For some, of course, it’s just habit. For others, it is a comfort, a reassurance of God’s care. For some, no doubt, it’s insurance against eternal damnation. For some, it offers important social contact.
But, the purpose of the liturgy should be the furtherance of the kingdom of God. That kingdom is not a political system or a nation. The kingdom exists wherever people align their minds and hearts and lives with God, whenever people allow God to reign. That’s what the liturgy invites us to do, cajoles us to accept, encourages us to embrace. The liturgy constantly nudges us to change. Isn’t that why we really gather — to let God change us, make us better, conform us more fully to the image of Christ?
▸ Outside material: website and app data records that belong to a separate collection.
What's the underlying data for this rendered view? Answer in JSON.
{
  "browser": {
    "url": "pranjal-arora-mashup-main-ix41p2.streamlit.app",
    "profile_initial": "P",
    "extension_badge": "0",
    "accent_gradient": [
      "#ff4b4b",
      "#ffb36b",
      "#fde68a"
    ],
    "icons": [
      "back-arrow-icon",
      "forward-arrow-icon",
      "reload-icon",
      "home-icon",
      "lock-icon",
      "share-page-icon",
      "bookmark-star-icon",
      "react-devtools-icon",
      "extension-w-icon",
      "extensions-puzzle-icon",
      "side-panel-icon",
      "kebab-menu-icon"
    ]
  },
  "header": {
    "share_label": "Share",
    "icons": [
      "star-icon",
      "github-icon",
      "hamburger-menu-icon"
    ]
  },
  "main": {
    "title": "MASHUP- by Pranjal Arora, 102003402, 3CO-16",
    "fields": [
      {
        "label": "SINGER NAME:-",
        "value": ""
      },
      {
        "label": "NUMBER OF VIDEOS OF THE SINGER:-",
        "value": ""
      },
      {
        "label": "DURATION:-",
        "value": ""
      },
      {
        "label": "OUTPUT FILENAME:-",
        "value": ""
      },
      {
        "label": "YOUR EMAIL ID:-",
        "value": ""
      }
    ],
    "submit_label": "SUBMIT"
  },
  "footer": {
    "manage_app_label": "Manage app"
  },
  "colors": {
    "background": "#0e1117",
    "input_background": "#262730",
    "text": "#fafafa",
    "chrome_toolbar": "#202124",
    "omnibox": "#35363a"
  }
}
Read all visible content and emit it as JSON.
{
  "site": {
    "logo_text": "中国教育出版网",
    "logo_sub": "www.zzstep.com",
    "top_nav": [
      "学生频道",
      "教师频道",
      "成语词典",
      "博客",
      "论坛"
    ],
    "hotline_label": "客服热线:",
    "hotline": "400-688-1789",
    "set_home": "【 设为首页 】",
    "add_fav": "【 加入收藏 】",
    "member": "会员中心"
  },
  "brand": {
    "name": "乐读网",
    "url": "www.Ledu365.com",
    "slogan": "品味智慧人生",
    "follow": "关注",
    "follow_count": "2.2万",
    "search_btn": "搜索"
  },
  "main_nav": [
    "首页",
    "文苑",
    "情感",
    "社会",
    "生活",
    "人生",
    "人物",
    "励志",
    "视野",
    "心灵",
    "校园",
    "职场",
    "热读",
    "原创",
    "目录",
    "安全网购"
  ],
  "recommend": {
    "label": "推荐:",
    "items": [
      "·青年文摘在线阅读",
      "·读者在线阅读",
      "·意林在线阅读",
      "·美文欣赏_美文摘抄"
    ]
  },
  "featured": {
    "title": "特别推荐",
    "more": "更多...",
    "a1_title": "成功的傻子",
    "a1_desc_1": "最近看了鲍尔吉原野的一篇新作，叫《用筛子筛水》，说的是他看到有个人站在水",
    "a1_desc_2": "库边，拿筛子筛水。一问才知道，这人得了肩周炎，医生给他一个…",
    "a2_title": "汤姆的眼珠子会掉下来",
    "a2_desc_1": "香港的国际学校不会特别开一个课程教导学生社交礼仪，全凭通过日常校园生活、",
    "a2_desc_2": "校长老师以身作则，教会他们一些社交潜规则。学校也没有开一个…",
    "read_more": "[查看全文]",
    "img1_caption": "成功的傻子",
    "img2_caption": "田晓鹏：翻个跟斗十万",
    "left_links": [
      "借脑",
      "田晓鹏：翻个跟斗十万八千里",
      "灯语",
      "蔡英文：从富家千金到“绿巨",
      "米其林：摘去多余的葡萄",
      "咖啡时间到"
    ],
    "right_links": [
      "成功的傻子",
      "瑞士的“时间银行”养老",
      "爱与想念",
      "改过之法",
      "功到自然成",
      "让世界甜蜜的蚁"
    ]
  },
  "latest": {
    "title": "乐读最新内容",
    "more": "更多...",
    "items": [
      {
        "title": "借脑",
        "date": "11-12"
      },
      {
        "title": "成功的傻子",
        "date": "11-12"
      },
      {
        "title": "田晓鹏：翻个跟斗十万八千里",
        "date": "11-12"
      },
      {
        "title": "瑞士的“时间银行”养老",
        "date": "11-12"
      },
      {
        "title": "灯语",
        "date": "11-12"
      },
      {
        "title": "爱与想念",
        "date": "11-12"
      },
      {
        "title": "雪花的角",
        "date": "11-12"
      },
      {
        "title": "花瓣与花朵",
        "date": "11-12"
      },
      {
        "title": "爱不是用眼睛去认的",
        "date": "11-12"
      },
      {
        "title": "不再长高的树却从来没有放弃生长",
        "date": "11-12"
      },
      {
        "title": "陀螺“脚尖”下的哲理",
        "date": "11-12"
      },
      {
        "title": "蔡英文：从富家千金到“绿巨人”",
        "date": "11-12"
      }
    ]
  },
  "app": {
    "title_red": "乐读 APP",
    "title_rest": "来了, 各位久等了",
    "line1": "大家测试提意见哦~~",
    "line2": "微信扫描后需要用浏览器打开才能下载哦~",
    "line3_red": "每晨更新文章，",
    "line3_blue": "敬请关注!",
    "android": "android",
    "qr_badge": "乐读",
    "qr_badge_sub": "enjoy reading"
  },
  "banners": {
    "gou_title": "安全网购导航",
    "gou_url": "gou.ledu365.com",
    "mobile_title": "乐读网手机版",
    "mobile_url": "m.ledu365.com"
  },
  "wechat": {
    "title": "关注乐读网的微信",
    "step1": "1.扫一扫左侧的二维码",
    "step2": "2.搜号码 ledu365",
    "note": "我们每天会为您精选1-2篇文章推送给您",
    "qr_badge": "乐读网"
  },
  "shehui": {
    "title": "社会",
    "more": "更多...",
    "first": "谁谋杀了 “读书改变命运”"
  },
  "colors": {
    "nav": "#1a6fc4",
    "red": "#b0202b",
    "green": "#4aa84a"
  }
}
And how does the liturgy do it? There are many ways. Certainly, the proclamation and preaching of the word of God is crucial. It calls us, challenges us, comforts us and encourages us. That’s why planners should be ever vigilant to make sure lectors are well-trained and well-prepared each week. It’s why preachers need to devote significant time each week to homily preparation. It’s why we need silence before and after each reading and homily so that the word has time to sink in.
The actions that we do also shape us. Singing together unites us, sometimes in spite of ourselves, in one voice. Sharing Communion is all about unity with one another in Christ, which should be reflected in the Communion song and maintaining a common posture during the procession until all have received.
What other ways can you see the liturgy transforming you and your parish?
Prayers: 17th Sunday in Ordinary Time
By: Joan DeMerchant
Today’s readings give us an opportunity to reflect on what really matters to us in life: what we seek, where we look for it, and whether we will nurture it when it appears. Some of us have clear answers to those questions, and we vigorously pursue what we value. Others are less clear. Regardless of our approach, our search will not be in vain, if we have an open heart.
- Lord Jesus, you taught that God’s reign can seem small and hidden: Lord, have mercy.
- Christ Jesus, you told us that God’s reign produces a bountiful yield: Christ, have mercy.
- Lord Jesus, you call us to open our hearts to the gifts we are offered: Lord, have mercy.
Prayer of the Faithful
Presider Let us pray now for all who seek a world that is good, peaceful and loving.
Minister For the whole church: That we may continue to pursue God’s reign and encourage others to seek it … we pray,
- For those throughout the world whose search for God’s reign is overridden by the search for personal safety or survival … we pray,
- For those whose contribution to God’s reign is promoting peace, compassion, justice and integrity… we pray,
- For the environment; for all in the world who depend upon it; and for those who threaten it through policies or personal behavior … we pray,
- For valuable activities and programs that have been discontinued or endangered because of budget cuts … we pray,
- For all in this community who need our support and prayers; and for those who have died … (names) … we pray,
Presider God who offers us a fruitful harvest, we pray for the wisdom and courage to look beyond life’s daily distractions and false hopes. Give us eyes that can see and hearts that are open to all that you have promised. Help us to hear and trust what Jesus teaches about your reign. We ask this in his holy name. Amen.